See also

External links



  1. 25I-NBOMe (2C-I-NBOMe) Fatalities / Deaths by Erowid | https://www.erowid.org/chemicals/2ci_nbome/2ci_nbome_death.shtml
  2. 2.0 2.1 Ettrup, A.; Hansen, M.; Santini, M. A.; Paine, J.; Gillings, N.; Palner, M.; Lehel, S.; Herth, M. M.; Madsen, J. (2010). "Radiosynthesis and in vivo evaluation of a series of substituted 11C-phenethylamines as 5-HT2A agonist PET tracers". European Journal of Nuclear Medicine and Molecular Imaging. 38 (4): 681–693. PMID 21174090. https://doi.org/10.1007/s00259-010-1686-8
  3. 3.0 3.1 Silva, M. E.; Heim, R.; Strasser, A.; Elz, S.; Dove, S. (2011). "Theoretical studies on the interaction of partial agonists with the 5-HT(2A) receptor". Journal of Computer-aided Molecular Design. 25 (1): 51–66. PMID 21088982. https://doi.org/10.1007/s10822-010-9400-2
  4. Hansen, M.; Phonekeo, K.; Paine, J. S.; Leth-Petersen, S.; Begtrup, M.; Bräuner-Osborne, H.; Kristensen, J. L. (2014). "Synthesis and Structure-Activity Relationships of N-Benzyl Phenethylamines as 5-HT2A/2C Agonists". ACS Chemical Neuroscience. 5 (3): 243–9. PMC 3963123. PMID 24397362. https://doi.org/10.1021/cn400216u
  5. http://www.erowid.org/chemicals/2ci_nbome/2ci_nbome.shtml/
  6. Talaie, H., Panahandeh, R., Fayaznouri, M. R., Asadi, Z., & Abdollahi, M. (2009). Dose-independent occurrence of seizure with tramadol. Journal of medical toxicology, 5(2), 63-67. doi:10.1007/BF03161089
  7. United Kingdom. (2014). Misuse of Drugs Act 1971 (S.I. 2014/1106). London: The Stationery Office Limited. Retrieved July 5, 2017, from http://www.legislation.gov.uk/uksi/2014/1106/made

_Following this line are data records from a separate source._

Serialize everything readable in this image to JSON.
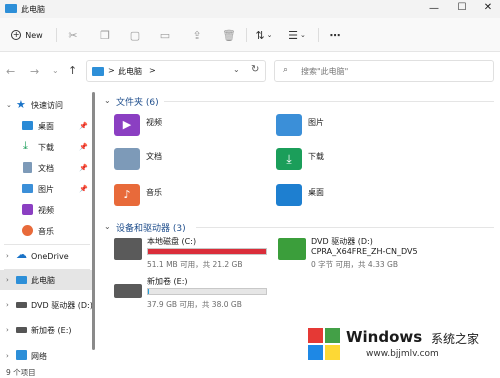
{
  "window": {
    "title": "此电脑"
  },
  "toolbar": {
    "new_label": "New"
  },
  "address": {
    "path_root_sep": ">",
    "path_item": "此电脑",
    "path_sep": ">",
    "search_placeholder": "搜索\"此电脑\""
  },
  "sidebar": {
    "quick_access": "快速访问",
    "items": [
      {
        "label": "桌面",
        "pinned": true
      },
      {
        "label": "下载",
        "pinned": true
      },
      {
        "label": "文档",
        "pinned": true
      },
      {
        "label": "图片",
        "pinned": true
      },
      {
        "label": "视频",
        "pinned": false
      },
      {
        "label": "音乐",
        "pinned": false
      }
    ],
    "onedrive": "OneDrive",
    "thispc": "此电脑",
    "dvd": "DVD 驱动器 (D:)",
    "newvol": "新加卷 (E:)",
    "network": "网络"
  },
  "folders": {
    "header": "文件夹 (6)",
    "items": [
      "视频",
      "图片",
      "文档",
      "下载",
      "音乐",
      "桌面"
    ]
  },
  "drives": {
    "header": "设备和驱动器 (3)",
    "c": {
      "name": "本地磁盘 (C:)",
      "free": "51.1 MB 可用，共 21.2 GB",
      "used_fraction": 0.998
    },
    "d": {
      "name": "DVD 驱动器 (D:)",
      "label": "CPRA_X64FRE_ZH-CN_DV5",
      "free": "0 字节 可用，共 4.33 GB"
    },
    "e": {
      "name": "新加卷 (E:)",
      "free": "37.9 GB 可用，共 38.0 GB",
      "used_fraction": 0.003
    }
  },
  "status": {
    "count": "9 个项目"
  },
  "watermark": {
    "brand": "Windows",
    "suffix": "系统之家",
    "url": "www.bjjmlv.com"
  },
  "colors": {
    "accent": "#0067c0",
    "drive_full": "#da2d3a",
    "drive_normal": "#26a0da"
  }
}
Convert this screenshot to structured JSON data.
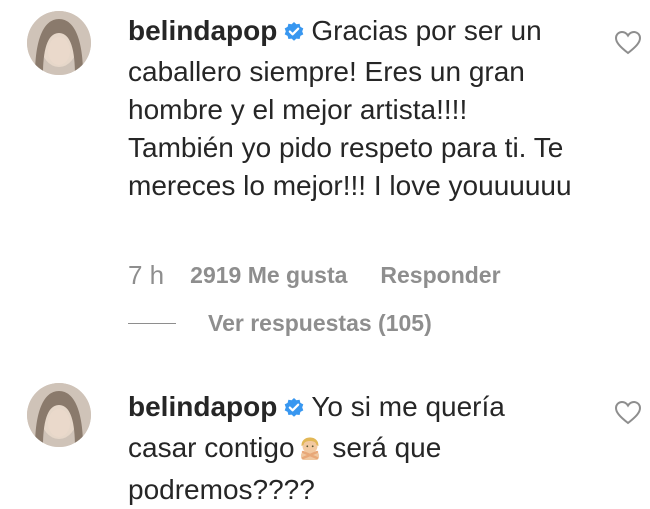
{
  "comments": [
    {
      "username": "belindapop",
      "text": "Gracias por ser un caballero siempre! Eres un gran hombre y el mejor artista!!!! También yo pido respeto para ti. Te mereces lo mejor!!! I love youuuuuu",
      "time": "7 h",
      "likes": "2919 Me gusta",
      "reply_label": "Responder",
      "view_replies": "Ver respuestas (105)"
    },
    {
      "username": "belindapop",
      "text_before_emoji": "Yo si me quería casar contigo",
      "emoji": "person-gesturing-no-emoji",
      "text_after_emoji": " será que podremos????"
    }
  ],
  "icons": {
    "verified": "verified-badge-icon",
    "like": "heart-outline-icon"
  },
  "colors": {
    "text": "#262626",
    "secondary": "#8e8e8e",
    "verified_blue": "#3897f0"
  }
}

  8. https://lakemedelsverket.se/upload/lvfs/HSLF_FS_2015_12.pdf